The NFL’s sportsbook partners have already spent $50.7 million on in-game advertising since the beginning of the NFL season on September 9th.

Among those cashing in have been ESPN’s competitors CBS, Fox, and NBC while ESPN has been slow to jump into the action.

According to the commercial-tracking service iSpot.tv, the three broadcast networks have all but maxed out on gambling spots, with each booking the league-mandated maximum of six sportsbook ads per game.

“They’re shopping around for a licensing deal that could bring in as much as $3 billion, so what they’ve been leaving on the table is chump change.” one TV sales vet said of ESPN.

“They don’t want to put themselves in a situation where they have one sportsbook buying a lot of time on Monday night, only to get the exclusive marketing deal done with another book and suddenly face a conflict of interest.” he added.

With a looming licensing deal on the horizon, it seems that ESPN is waiting for said deal to make in-game advertisements come from one sole partner.

In-game advertising is just at the tip of the iceberg, and ESPN is waiting on the big money.
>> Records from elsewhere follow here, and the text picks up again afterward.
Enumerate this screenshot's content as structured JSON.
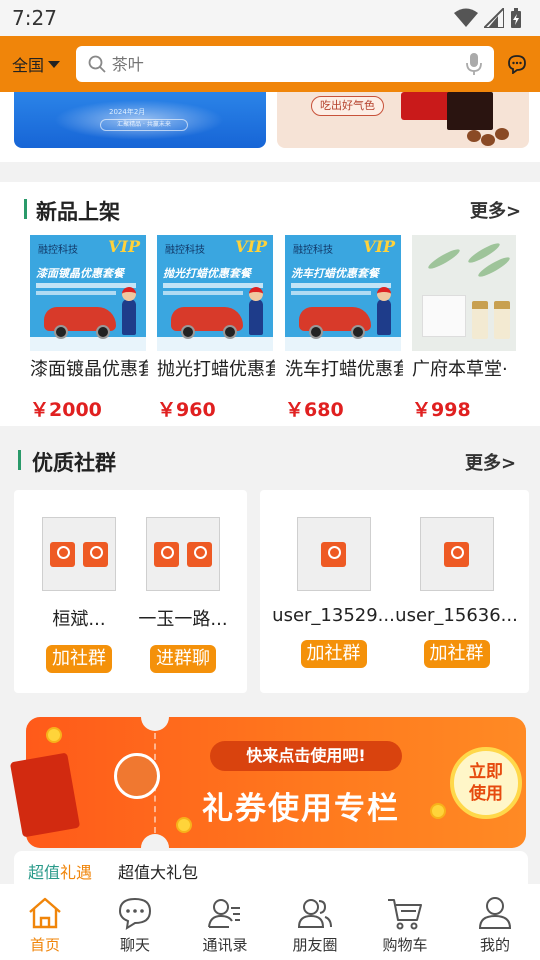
{
  "status_bar": {
    "time": "7:27"
  },
  "header": {
    "region": "全国",
    "search_placeholder": "茶叶"
  },
  "banners": {
    "left_small_text": "2024年2月",
    "left_pill_text": "汇聚精品 · 共赢未来",
    "right_tagline": "吃出好气色"
  },
  "new_products": {
    "title": "新品上架",
    "more": "更多>",
    "items": [
      {
        "thumb_brand": "融控科技",
        "thumb_vip": "VIP",
        "thumb_title": "漆面镀晶优惠套餐",
        "name": "漆面镀晶优惠套餐",
        "price": "￥2000"
      },
      {
        "thumb_brand": "融控科技",
        "thumb_vip": "VIP",
        "thumb_title": "抛光打蜡优惠套餐",
        "name": "抛光打蜡优惠套餐",
        "price": "￥960"
      },
      {
        "thumb_brand": "融控科技",
        "thumb_vip": "VIP",
        "thumb_title": "洗车打蜡优惠套餐",
        "name": "洗车打蜡优惠套餐",
        "price": "￥680"
      },
      {
        "name": "广府本草堂·",
        "price": "￥998"
      }
    ]
  },
  "communities": {
    "title": "优质社群",
    "more": "更多>",
    "cards": [
      {
        "members": [
          {
            "name": "桓斌...",
            "button": "加社群"
          },
          {
            "name": "一玉一路...",
            "button": "进群聊"
          }
        ]
      },
      {
        "members": [
          {
            "name": "user_13529...",
            "button": "加社群"
          },
          {
            "name": "user_15636...",
            "button": "加社群"
          }
        ]
      }
    ]
  },
  "coupon": {
    "headline": "快来点击使用吧!",
    "title": "礼券使用专栏",
    "use_button_line1": "立即",
    "use_button_line2": "使用"
  },
  "gift_tabs": {
    "tab1_part_a": "超值",
    "tab1_part_b": "礼遇",
    "tab2": "超值大礼包"
  },
  "bottom_nav": {
    "items": [
      {
        "label": "首页",
        "icon": "home-icon",
        "active": true
      },
      {
        "label": "聊天",
        "icon": "chat-bubble-icon"
      },
      {
        "label": "通讯录",
        "icon": "contacts-icon"
      },
      {
        "label": "朋友圈",
        "icon": "friends-icon"
      },
      {
        "label": "购物车",
        "icon": "cart-icon"
      },
      {
        "label": "我的",
        "icon": "profile-icon"
      }
    ]
  },
  "colors": {
    "brand_orange": "#f0850a",
    "price_red": "#e02020",
    "accent_green": "#2a9a6a"
  }
}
Sports gambling is still only the sixth-biggest ad category so it appears that ESPN is choosing to go with the more commonly known ad categories until they get the big deal that they are looking for from sportsbooks.

Continue Reading
Advertisement
Advertisement

Trending

Copyright © 2021 Barrett Media.